Once in the second stage, the individual recognizes that denial cannot continue. Because of anger, the person is very difficult to care for due to misplaced feelings of rage and envy. Any individual that symbolizes life or energy is subject to projected resentment and jealousy.
- Bargaining—"Just let me live to see my children graduate."; "I'll do anything for a few more years."; "I will give my life savings if..."
The third stage involves the hope that the individual can somehow postpone or delay death. Usually, the negotiation for an extended life is made with a higher power in exchange for a reformed lifestyle. Psychologically, the individual is saying, "I understand I will die, but if I could just have more time..."
- Depression—"I'm so sad, why bother with anything?"; "I'm going to die... What's the point?"; "I miss my loved one, why go on?"
During the fourth stage, the dying person begins to understand the certainty of death. Because of this, the individual may become silent, refuse visitors and spend much of the time crying and grieving. This process allows the dying person to disconnect oneself from things of love and affection. It is not recommended to attempt to cheer up an individual who is in this stage. It is an important time for grieving that must be processed.
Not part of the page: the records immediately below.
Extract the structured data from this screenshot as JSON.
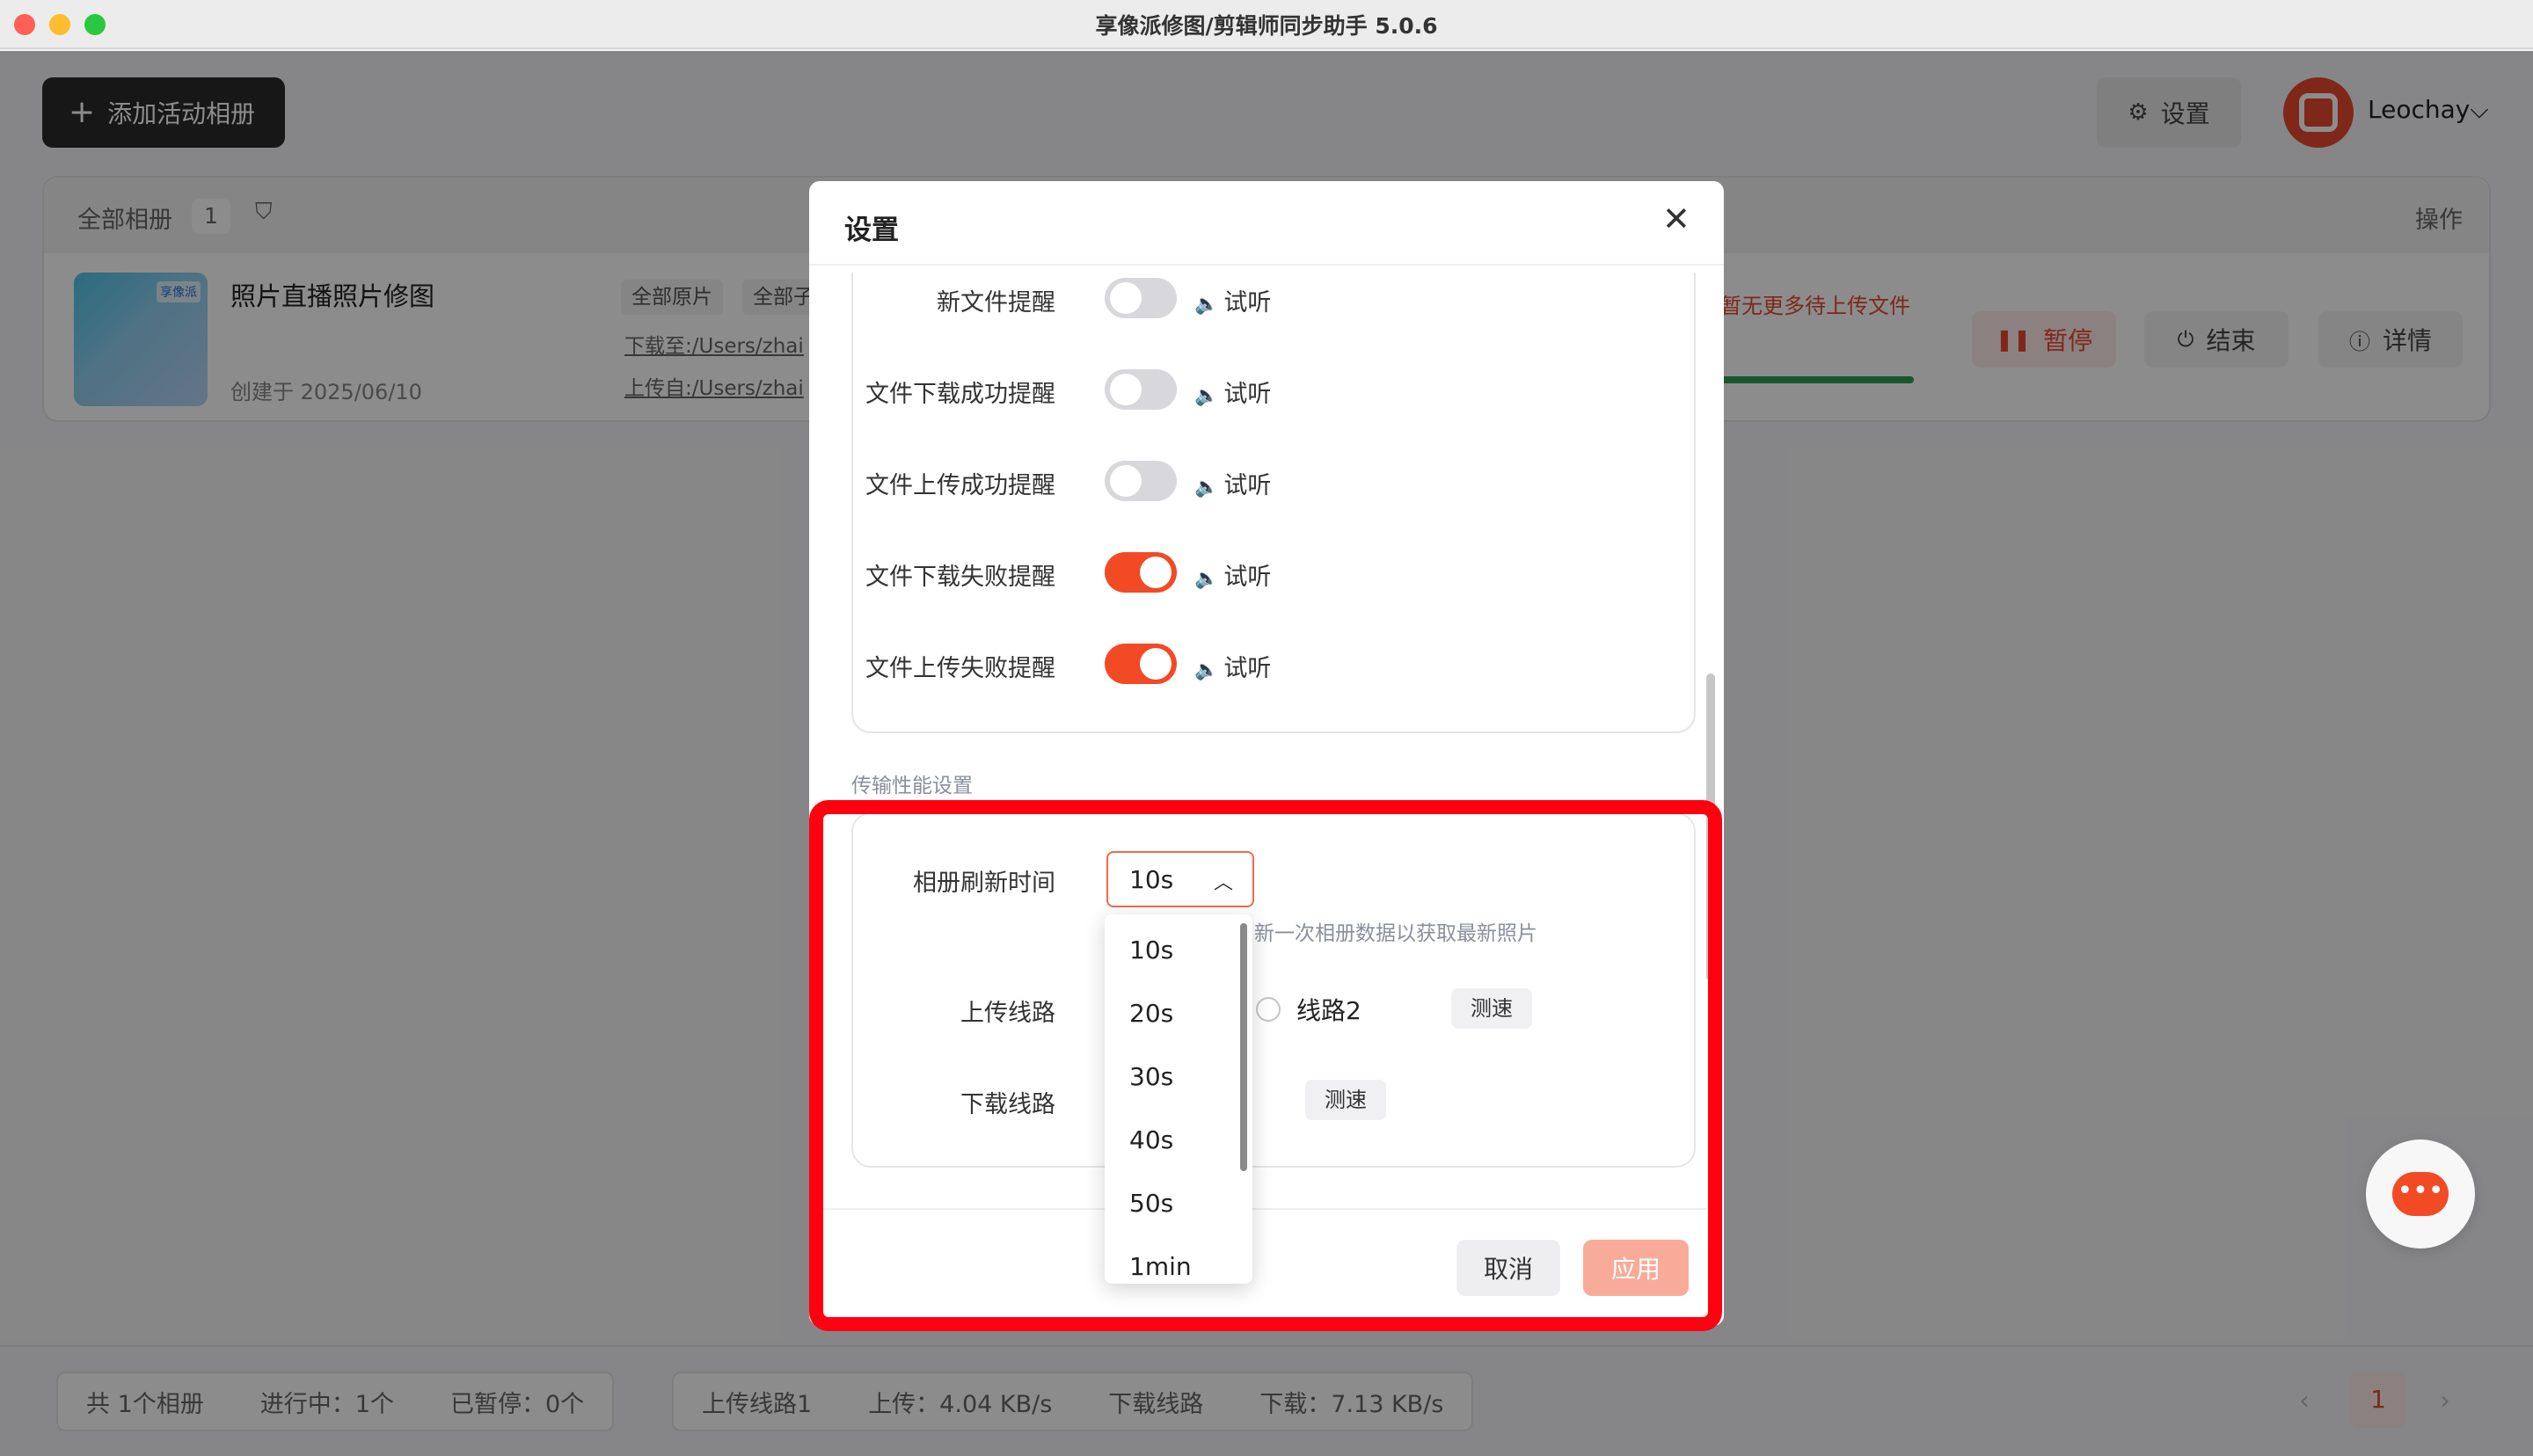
{
  "window": {
    "title": "享像派修图/剪辑师同步助手 5.0.6"
  },
  "toolbar": {
    "add_icon": "plus-icon",
    "add_label": "添加活动相册",
    "settings_icon": "gear-icon",
    "settings_label": "设置",
    "user_name": "Leochay",
    "user_chevron": "⌵"
  },
  "table": {
    "all_albums_label": "全部相册",
    "album_count": "1",
    "filter_icon": "funnel-icon",
    "ops_header": "操作",
    "row": {
      "thumb_badge": "享像派",
      "name": "照片直播照片修图",
      "created": "创建于 2025/06/10",
      "tags": [
        "全部原片",
        "全部子"
      ],
      "download_path": "下载至:/Users/zhai",
      "upload_path": "上传自:/Users/zhai",
      "upload_note": "暂无更多待上传文件",
      "progress": 1.0,
      "pause_label": "暂停",
      "end_label": "结束",
      "detail_label": "详情"
    }
  },
  "footer": {
    "total": "共 1个相册",
    "running": "进行中：1个",
    "paused": "已暂停：0个",
    "upload_route": "上传线路1",
    "upload_speed": "上传：4.04 KB/s",
    "download_route": "下载线路",
    "download_speed": "下载：7.13 KB/s",
    "current_page": "1",
    "prev": "‹",
    "next": "›"
  },
  "modal": {
    "title": "设置",
    "close_glyph": "✕",
    "notifications": [
      {
        "label": "新文件提醒",
        "on": false,
        "try_label": "试听"
      },
      {
        "label": "文件下载成功提醒",
        "on": false,
        "try_label": "试听"
      },
      {
        "label": "文件上传成功提醒",
        "on": false,
        "try_label": "试听"
      },
      {
        "label": "文件下载失败提醒",
        "on": true,
        "try_label": "试听"
      },
      {
        "label": "文件上传失败提醒",
        "on": true,
        "try_label": "试听"
      }
    ],
    "perf_section_title": "传输性能设置",
    "refresh": {
      "label": "相册刷新时间",
      "value": "10s",
      "help": "新一次相册数据以获取最新照片",
      "options": [
        "10s",
        "20s",
        "30s",
        "40s",
        "50s",
        "1min"
      ]
    },
    "upload_route": {
      "label": "上传线路",
      "option2": "线路2",
      "speed_test": "测速"
    },
    "download_route": {
      "label": "下载线路",
      "speed_test": "测速"
    },
    "cancel_label": "取消",
    "apply_label": "应用"
  },
  "support_icon": "customer-service-icon",
  "colors": {
    "accent": "#f24a24",
    "highlight": "#ff0010",
    "progress": "#2e9e4f"
  }
}
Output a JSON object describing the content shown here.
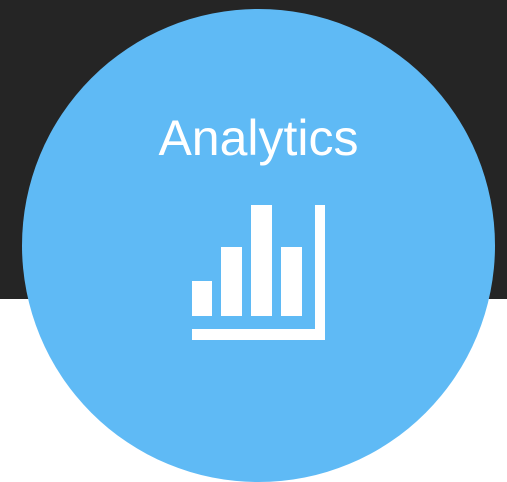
{
  "tile": {
    "label": "Analytics",
    "icon": "bar-chart-icon",
    "background_color": "#5fbaf5",
    "icon_color": "#ffffff"
  },
  "page": {
    "band_color": "#252525",
    "background_color": "#ffffff"
  }
}
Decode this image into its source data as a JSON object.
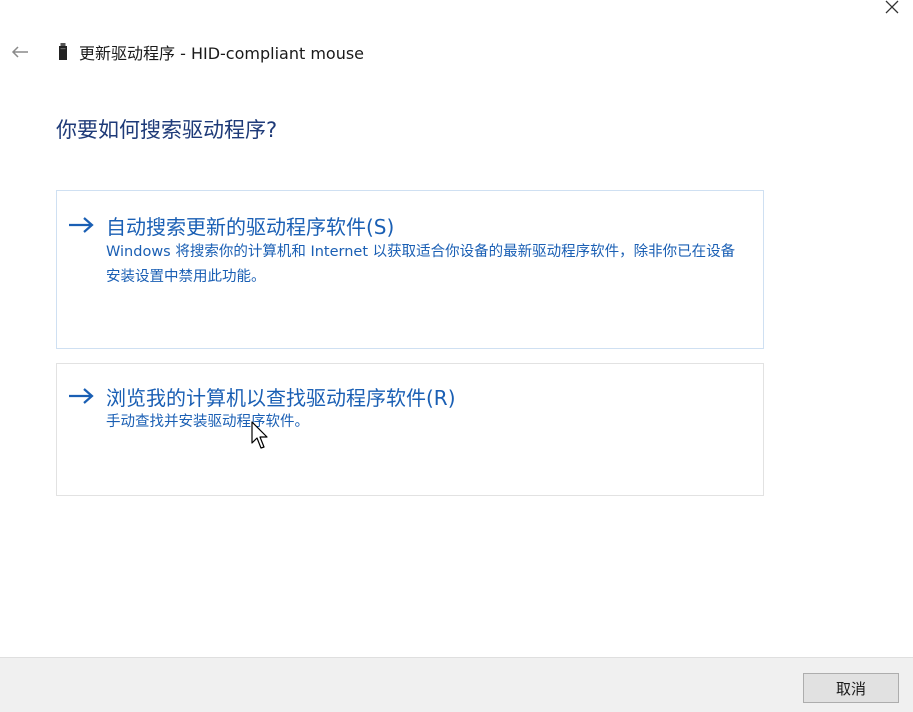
{
  "window": {
    "title": "更新驱动程序 - HID-compliant mouse",
    "close_icon": "close-icon",
    "back_icon": "back-arrow-icon",
    "device_icon": "usb-device-icon"
  },
  "main": {
    "heading": "你要如何搜索驱动程序?"
  },
  "options": [
    {
      "title": "自动搜索更新的驱动程序软件(S)",
      "description": "Windows 将搜索你的计算机和 Internet 以获取适合你设备的最新驱动程序软件，除非你已在设备安装设置中禁用此功能。",
      "icon": "arrow-right-icon"
    },
    {
      "title": "浏览我的计算机以查找驱动程序软件(R)",
      "description": "手动查找并安装驱动程序软件。",
      "icon": "arrow-right-icon"
    }
  ],
  "footer": {
    "cancel_label": "取消"
  },
  "colors": {
    "heading": "#1e3a78",
    "link": "#1a5fb4",
    "footer_bg": "#f0f0f0",
    "option_border_selected": "#cfe0f2",
    "option_border": "#e2e2e2"
  }
}
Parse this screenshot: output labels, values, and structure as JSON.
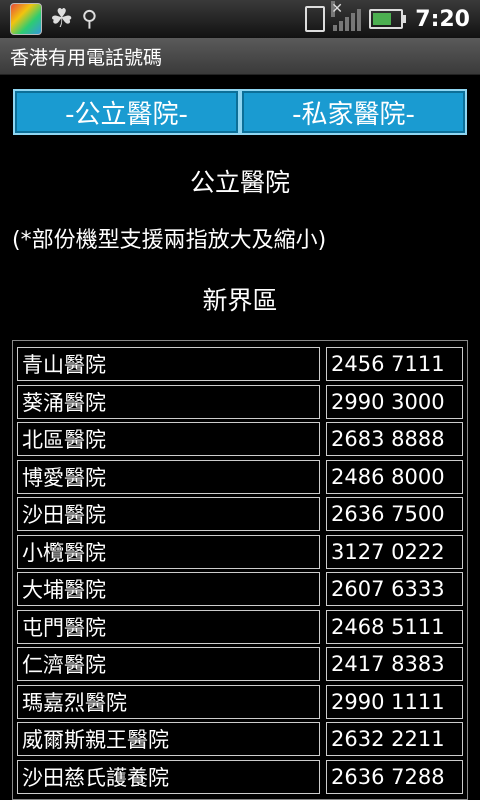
{
  "statusbar": {
    "time": "7:20"
  },
  "app": {
    "title": "香港有用電話號碼"
  },
  "tabs": [
    {
      "label": "-公立醫院-"
    },
    {
      "label": "-私家醫院-"
    }
  ],
  "section": {
    "title": "公立醫院",
    "note": "(*部份機型支援兩指放大及縮小)",
    "region": "新界區"
  },
  "hospitals": [
    {
      "name": "青山醫院",
      "phone": "2456 7111"
    },
    {
      "name": "葵涌醫院",
      "phone": "2990 3000"
    },
    {
      "name": "北區醫院",
      "phone": "2683 8888"
    },
    {
      "name": "博愛醫院",
      "phone": "2486 8000"
    },
    {
      "name": "沙田醫院",
      "phone": "2636 7500"
    },
    {
      "name": "小欖醫院",
      "phone": "3127 0222"
    },
    {
      "name": "大埔醫院",
      "phone": "2607 6333"
    },
    {
      "name": "屯門醫院",
      "phone": "2468 5111"
    },
    {
      "name": "仁濟醫院",
      "phone": "2417 8383"
    },
    {
      "name": "瑪嘉烈醫院",
      "phone": "2990 1111"
    },
    {
      "name": "威爾斯親王醫院",
      "phone": "2632 2211"
    },
    {
      "name": "沙田慈氏護養院",
      "phone": "2636 7288"
    }
  ]
}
- Acceptance—"It's going to be okay."; "I can't fight it, I may as well prepare for it."
In this last stage, the individual begins to come to terms with his mortality or that of his loved one.
However, no matter how knowledgeable you are about those things, it's not so easy to apply them in real life.
WHEN HOPE IS THE ONLY THING A DYING PATIENT HAS
There is this man who was diagnosed to have liver cancer, stage IV, with metastases on lungs and brain. The family knows he won't live long, but refuse to tell the patient the truth about his condition. They say it was his request... The doctor allowed the family to bring him home so he can be with them for the remaining days of his life. The problem is, the patient doesn't want to go home because he says, "di pa ko nakakakain e, dito muna ko sa ospital..."
He was full of hopes that one day, he'll get better and will be able to regain his life. He complies to all our instructions and takes his medications on time. It makes me teary-eyed whenever I see him in pain. He is fighting his disease. And we don't have any rights to tell him that, "sir it's okei...you may rest now..." We can't take away that little hope he has. That's the only thing he's got...
He deteriorates as days pass by. We can no longer ease the pain he feels. Medications seem to have no effect at all. Still, he hopes... and he keeps on holding on... :c
Until one day, I noticed that the room he occupies is empty. I thought he was brought home by his relatives. I was wrong... The nurses assigned to take care of him said he died already...
As I type these words, I'm trying to hold my tears. This is what I hate most about being a nurse; I always see how people struggle for their life, and then fail.
Rest in peace, Mr...
With God I know you are safe...